**TASK REQUIREMENTS:** Below is a block of records; return all of them exactly, but without the images.
=== EXTRACTED RECORDS ===
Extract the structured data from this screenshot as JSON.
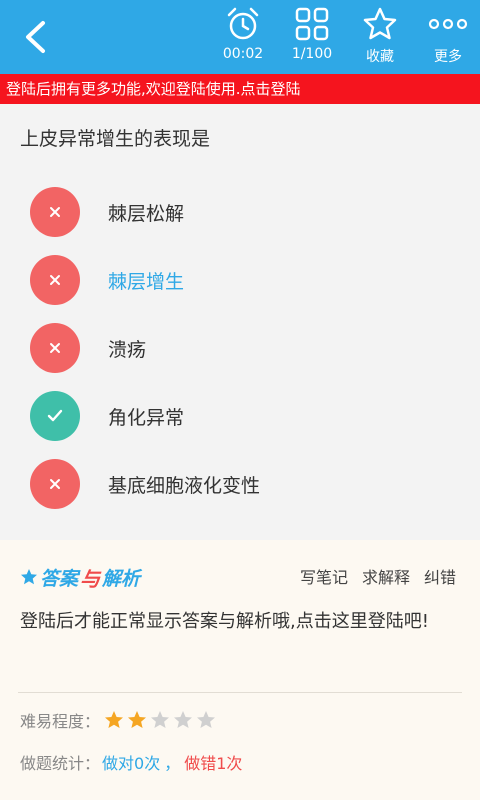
{
  "toolbar": {
    "timer": "00:02",
    "progress": "1/100",
    "favorite": "收藏",
    "more": "更多"
  },
  "banner": {
    "text": "登陆后拥有更多功能,欢迎登陆使用.点击登陆"
  },
  "question": {
    "text": "上皮异常增生的表现是",
    "options": [
      {
        "label": "棘层松解",
        "mark": "wrong"
      },
      {
        "label": "棘层增生",
        "mark": "wrong",
        "selected": true
      },
      {
        "label": "溃疡",
        "mark": "wrong"
      },
      {
        "label": "角化异常",
        "mark": "right"
      },
      {
        "label": "基底细胞液化变性",
        "mark": "wrong"
      }
    ]
  },
  "answer": {
    "title_part1": "答案",
    "title_part2": "与",
    "title_part3": "解析",
    "actions": [
      "写笔记",
      "求解释",
      "纠错"
    ],
    "text": "登陆后才能正常显示答案与解析哦,点击这里登陆吧!",
    "difficulty_label": "难易程度：",
    "difficulty_stars": 2,
    "difficulty_max": 5,
    "stats_label": "做题统计：",
    "stats_right": "做对0次",
    "stats_sep": "，",
    "stats_wrong": "做错1次"
  },
  "colors": {
    "primary": "#2fa8e6",
    "banner": "#f5141e",
    "wrong": "#f26464",
    "right": "#3fbfa9",
    "star_on": "#f5a623",
    "star_off": "#d0d0d0"
  }
}
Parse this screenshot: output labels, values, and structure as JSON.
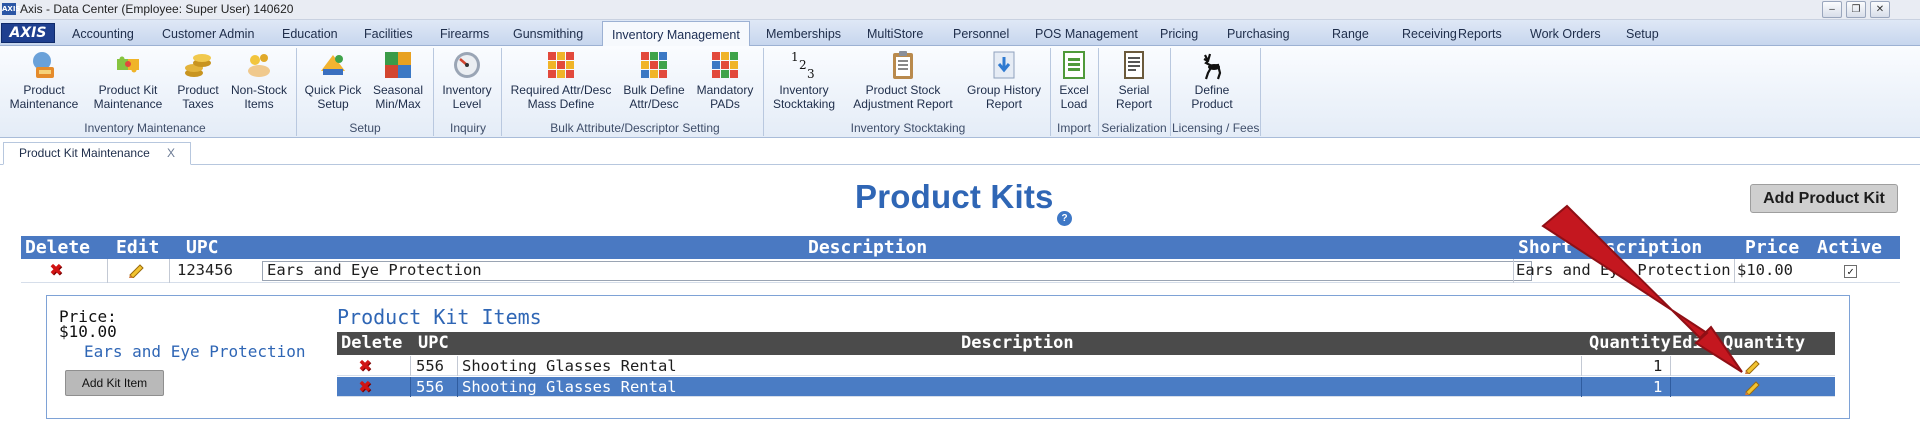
{
  "window": {
    "app_icon_text": "AXIS",
    "title": "Axis - Data Center  (Employee: Super User) 140620",
    "minimize": "‒",
    "maximize": "❐",
    "close": "✕"
  },
  "menu": {
    "logo": "AXIS",
    "tabs": [
      "Accounting",
      "Customer Admin",
      "Education",
      "Facilities",
      "Firearms",
      "Gunsmithing",
      "Inventory Management",
      "Memberships",
      "MultiStore",
      "Personnel",
      "POS Management",
      "Pricing",
      "Purchasing",
      "Range",
      "Receiving",
      "Reports",
      "Work Orders",
      "Setup"
    ],
    "active_tab": "Inventory Management"
  },
  "ribbon": {
    "items": [
      {
        "line1": "Product",
        "line2": "Maintenance",
        "icon": "product-maintenance-icon"
      },
      {
        "line1": "Product Kit",
        "line2": "Maintenance",
        "icon": "puzzle-icon"
      },
      {
        "line1": "Product",
        "line2": "Taxes",
        "icon": "coins-icon"
      },
      {
        "line1": "Non-Stock",
        "line2": "Items",
        "icon": "hand-icon"
      },
      {
        "line1": "Quick Pick",
        "line2": "Setup",
        "icon": "quick-pick-icon"
      },
      {
        "line1": "Seasonal",
        "line2": "Min/Max",
        "icon": "seasons-icon"
      },
      {
        "line1": "Inventory",
        "line2": "Level",
        "icon": "gauge-icon"
      },
      {
        "line1": "Required Attr/Desc",
        "line2": "Mass Define",
        "icon": "grid-icon"
      },
      {
        "line1": "Bulk Define",
        "line2": "Attr/Desc",
        "icon": "grid-icon"
      },
      {
        "line1": "Mandatory",
        "line2": "PADs",
        "icon": "grid-icon"
      },
      {
        "line1": "Inventory",
        "line2": "Stocktaking",
        "icon": "numbers-icon"
      },
      {
        "line1": "Product Stock",
        "line2": "Adjustment Report",
        "icon": "clipboard-icon"
      },
      {
        "line1": "Group History",
        "line2": "Report",
        "icon": "download-icon"
      },
      {
        "line1": "Excel",
        "line2": "Load",
        "icon": "excel-icon"
      },
      {
        "line1": "Serial",
        "line2": "Report",
        "icon": "report-icon"
      },
      {
        "line1": "Define",
        "line2": "Product",
        "icon": "deer-icon"
      }
    ],
    "groups": [
      "Inventory Maintenance",
      "Setup",
      "Inquiry",
      "Bulk Attribute/Descriptor Setting",
      "Inventory Stocktaking",
      "Import",
      "Serialization",
      "Licensing / Fees"
    ]
  },
  "doc_tab": {
    "label": "Product Kit Maintenance",
    "close": "X"
  },
  "page": {
    "title": "Product Kits",
    "help": "?",
    "add_kit_button": "Add Product Kit"
  },
  "kits_table": {
    "headers": {
      "delete": "Delete",
      "edit": "Edit",
      "upc": "UPC",
      "description": "Description",
      "short_desc": "Short Description",
      "price": "Price",
      "active": "Active"
    },
    "rows": [
      {
        "upc": "123456",
        "description": "Ears and Eye Protection",
        "short_desc": "Ears and Eye Protection",
        "price": "$10.00",
        "active": true,
        "active_mark": "✓"
      }
    ]
  },
  "kit_detail": {
    "price_label": "Price:",
    "price_value": "$10.00",
    "description": "Ears and Eye Protection",
    "add_item_button": "Add Kit Item",
    "items_title": "Product Kit Items",
    "headers": {
      "delete": "Delete",
      "upc": "UPC",
      "description": "Description",
      "quantity": "Quantity",
      "edit_quantity": "Edit Quantity"
    },
    "rows": [
      {
        "upc": "556",
        "description": "Shooting Glasses Rental",
        "quantity": "1",
        "selected": false
      },
      {
        "upc": "556",
        "description": "Shooting Glasses Rental",
        "quantity": "1",
        "selected": true
      }
    ]
  },
  "colors": {
    "accent_blue": "#2f66b5",
    "header_blue": "#4a79c2",
    "items_header": "#4b4b4b",
    "annotation_arrow": "#c4171f"
  }
}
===
**RESPONSE TO THE EXERCISE:**
Extract the structured data from this screenshot as JSON.
{
  "toolbar": {
    "timer": "00:02",
    "progress": "1/100",
    "favorite": "收藏",
    "more": "更多"
  },
  "banner": {
    "text": "登陆后拥有更多功能,欢迎登陆使用.点击登陆"
  },
  "question": {
    "text": "上皮异常增生的表现是",
    "options": [
      {
        "label": "棘层松解",
        "mark": "wrong"
      },
      {
        "label": "棘层增生",
        "mark": "wrong",
        "selected": true
      },
      {
        "label": "溃疡",
        "mark": "wrong"
      },
      {
        "label": "角化异常",
        "mark": "right"
      },
      {
        "label": "基底细胞液化变性",
        "mark": "wrong"
      }
    ]
  },
  "answer": {
    "title_part1": "答案",
    "title_part2": "与",
    "title_part3": "解析",
    "actions": [
      "写笔记",
      "求解释",
      "纠错"
    ],
    "text": "登陆后才能正常显示答案与解析哦,点击这里登陆吧!",
    "difficulty_label": "难易程度：",
    "difficulty_stars": 2,
    "difficulty_max": 5,
    "stats_label": "做题统计：",
    "stats_right": "做对0次",
    "stats_sep": "，",
    "stats_wrong": "做错1次"
  },
  "colors": {
    "primary": "#2fa8e6",
    "banner": "#f5141e",
    "wrong": "#f26464",
    "right": "#3fbfa9",
    "star_on": "#f5a623",
    "star_off": "#d0d0d0"
  }
}
Parse this screenshot: output labels, values, and structure as JSON.
{
  "window": {
    "app_icon_text": "AXIS",
    "title": "Axis - Data Center  (Employee: Super User) 140620",
    "minimize": "‒",
    "maximize": "❐",
    "close": "✕"
  },
  "menu": {
    "logo": "AXIS",
    "tabs": [
      "Accounting",
      "Customer Admin",
      "Education",
      "Facilities",
      "Firearms",
      "Gunsmithing",
      "Inventory Management",
      "Memberships",
      "MultiStore",
      "Personnel",
      "POS Management",
      "Pricing",
      "Purchasing",
      "Range",
      "Receiving",
      "Reports",
      "Work Orders",
      "Setup"
    ],
    "active_tab": "Inventory Management"
  },
  "ribbon": {
    "items": [
      {
        "line1": "Product",
        "line2": "Maintenance",
        "icon": "product-maintenance-icon"
      },
      {
        "line1": "Product Kit",
        "line2": "Maintenance",
        "icon": "puzzle-icon"
      },
      {
        "line1": "Product",
        "line2": "Taxes",
        "icon": "coins-icon"
      },
      {
        "line1": "Non-Stock",
        "line2": "Items",
        "icon": "hand-icon"
      },
      {
        "line1": "Quick Pick",
        "line2": "Setup",
        "icon": "quick-pick-icon"
      },
      {
        "line1": "Seasonal",
        "line2": "Min/Max",
        "icon": "seasons-icon"
      },
      {
        "line1": "Inventory",
        "line2": "Level",
        "icon": "gauge-icon"
      },
      {
        "line1": "Required Attr/Desc",
        "line2": "Mass Define",
        "icon": "grid-icon"
      },
      {
        "line1": "Bulk Define",
        "line2": "Attr/Desc",
        "icon": "grid-icon"
      },
      {
        "line1": "Mandatory",
        "line2": "PADs",
        "icon": "grid-icon"
      },
      {
        "line1": "Inventory",
        "line2": "Stocktaking",
        "icon": "numbers-icon"
      },
      {
        "line1": "Product Stock",
        "line2": "Adjustment Report",
        "icon": "clipboard-icon"
      },
      {
        "line1": "Group History",
        "line2": "Report",
        "icon": "download-icon"
      },
      {
        "line1": "Excel",
        "line2": "Load",
        "icon": "excel-icon"
      },
      {
        "line1": "Serial",
        "line2": "Report",
        "icon": "report-icon"
      },
      {
        "line1": "Define",
        "line2": "Product",
        "icon": "deer-icon"
      }
    ],
    "groups": [
      "Inventory Maintenance",
      "Setup",
      "Inquiry",
      "Bulk Attribute/Descriptor Setting",
      "Inventory Stocktaking",
      "Import",
      "Serialization",
      "Licensing / Fees"
    ]
  },
  "doc_tab": {
    "label": "Product Kit Maintenance",
    "close": "X"
  },
  "page": {
    "title": "Product Kits",
    "help": "?",
    "add_kit_button": "Add Product Kit"
  },
  "kits_table": {
    "headers": {
      "delete": "Delete",
      "edit": "Edit",
      "upc": "UPC",
      "description": "Description",
      "short_desc": "Short Description",
      "price": "Price",
      "active": "Active"
    },
    "rows": [
      {
        "upc": "123456",
        "description": "Ears and Eye Protection",
        "short_desc": "Ears and Eye Protection",
        "price": "$10.00",
        "active": true,
        "active_mark": "✓"
      }
    ]
  },
  "kit_detail": {
    "price_label": "Price:",
    "price_value": "$10.00",
    "description": "Ears and Eye Protection",
    "add_item_button": "Add Kit Item",
    "items_title": "Product Kit Items",
    "headers": {
      "delete": "Delete",
      "upc": "UPC",
      "description": "Description",
      "quantity": "Quantity",
      "edit_quantity": "Edit Quantity"
    },
    "rows": [
      {
        "upc": "556",
        "description": "Shooting Glasses Rental",
        "quantity": "1",
        "selected": false
      },
      {
        "upc": "556",
        "description": "Shooting Glasses Rental",
        "quantity": "1",
        "selected": true
      }
    ]
  },
  "colors": {
    "accent_blue": "#2f66b5",
    "header_blue": "#4a79c2",
    "items_header": "#4b4b4b",
    "annotation_arrow": "#c4171f"
  }
}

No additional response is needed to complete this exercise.